if you are a woman, give it a fair trial.
should surely help you, as it has a
Get a bottle of Cardui to-day.
Messrs. William and Frederick
Hocker returned yesterday from
Jacksonville, where they were call called
ed called a few days ago to the bedside of
their sister, Mrs. G. P. Lrovell, who
ded on Tuesday afternoon.
Writ t: Chattanooga Medicine Co.. Ladies'
Adrisory Dept., Chattanocsa, Tenn., for Sttcial
Instructioni on your case ana 64-page book, "Home
Treatment for Women.- in plain wrapper. N.C 1 SO
Always Exerting Influence.
We are, all of us, whether young
or old, famous or obscure, people of
influence. We cannot live a day with without
out without affecting the world somewhat for
good or 111, whether we will or no.
We are all a part of life's forces,
whether we know it or not. Be as
humble as you like, you are still a per person
son person of influence, if not by your own
choosing, then often by God's decree.
It may be only a smile cr a simple
kindness that you have given to a lit little
tle little child, but it starts agencies you
little dream of; or It may be some
selfishness or lack of honor, some
weakness In you that sets In motion
a long train of hurtful and sad influ influences
ences influences or circumstances. For all life
Is connected, and whether you wish it
or not your life affects other lives.
Cat Reasoned Wisely.
Romances quotes a remarkable story
about a cat's reasoning power. While
a paraffin lamp was being trimmed,
some of tb oil fell on the back of the
cat, and a cinder from the fire shortly
afterward touching it, the fur became
Ignited. The cat instantly made for
tho door and, running up the village
street, plunged .into the wr-rlng
trough. She had seen her human
friends at homp rt out thpir kitchen
fire with v ter, and Eh' must have
reasoned from this fact.
You may not realize it, but a good bank is indispensable to you as a busi business
ness business man and citizen.
Directly or indirectly, the bank affects every individual in the community
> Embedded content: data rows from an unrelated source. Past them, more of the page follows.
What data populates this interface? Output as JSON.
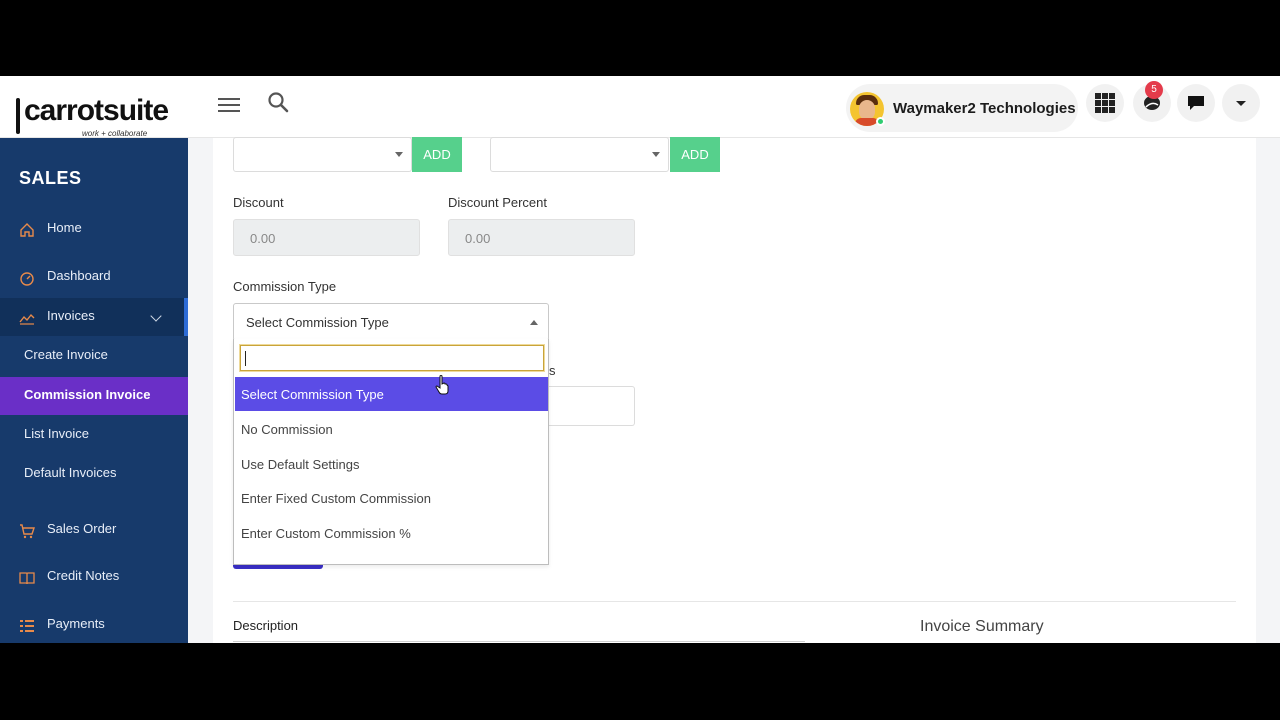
{
  "header": {
    "logo_text": "carrotsuite",
    "logo_tagline": "work + collaborate",
    "company_name": "Waymaker2 Technologies",
    "notification_count": "5"
  },
  "sidebar": {
    "section_title": "SALES",
    "items": [
      {
        "label": "Home",
        "icon": "home-icon"
      },
      {
        "label": "Dashboard",
        "icon": "dashboard-icon"
      },
      {
        "label": "Invoices",
        "icon": "invoices-icon"
      },
      {
        "label": "Create Invoice"
      },
      {
        "label": "Commission Invoice"
      },
      {
        "label": "List Invoice"
      },
      {
        "label": "Default Invoices"
      },
      {
        "label": "Sales Order",
        "icon": "cart-icon"
      },
      {
        "label": "Credit Notes",
        "icon": "book-icon"
      },
      {
        "label": "Payments",
        "icon": "list-icon"
      }
    ]
  },
  "form": {
    "add_label_1": "ADD",
    "add_label_2": "ADD",
    "discount_label": "Discount",
    "discount_value": "0.00",
    "discount_percent_label": "Discount Percent",
    "discount_percent_value": "0.00",
    "commission_type_label": "Commission Type",
    "commission_type_value": "Select Commission Type",
    "hidden_label_tail": "s",
    "description_label": "Description",
    "invoice_summary_label": "Invoice Summary"
  },
  "dropdown": {
    "search_value": "",
    "options": [
      "Select Commission Type",
      "No Commission",
      "Use Default Settings",
      "Enter Fixed Custom Commission",
      "Enter Custom Commission %"
    ],
    "selected_index": 0
  },
  "colors": {
    "sidebar_bg": "#173a6b",
    "active_item": "#6a2fc7",
    "add_button": "#56d08c",
    "option_highlight": "#5b4ce6",
    "badge": "#e43b4b"
  }
}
The more directly it affects you the more benefit you will derive.
Come in and learn how we are able and willing to help you in financial
The Ocala National Bank.
Resources Over Half A Million r
ACTIVE U. S. DEPOSITARY.
J JJ22 J JJ J J2 JJ J JJS 2
C. L. ANDERSON
w. w; WOOD
; AnucffleiPsaDini LnnnmiEDcBir
CosnfiFacfoFS ancE IBeMeFS.
Plans, SpecilicaUons and Estlmaf es
Furnished on Application
QUALITY IS OUR MOTTO.
ASK OUR CUSTOMERS.
Room 8 Merchant's Block.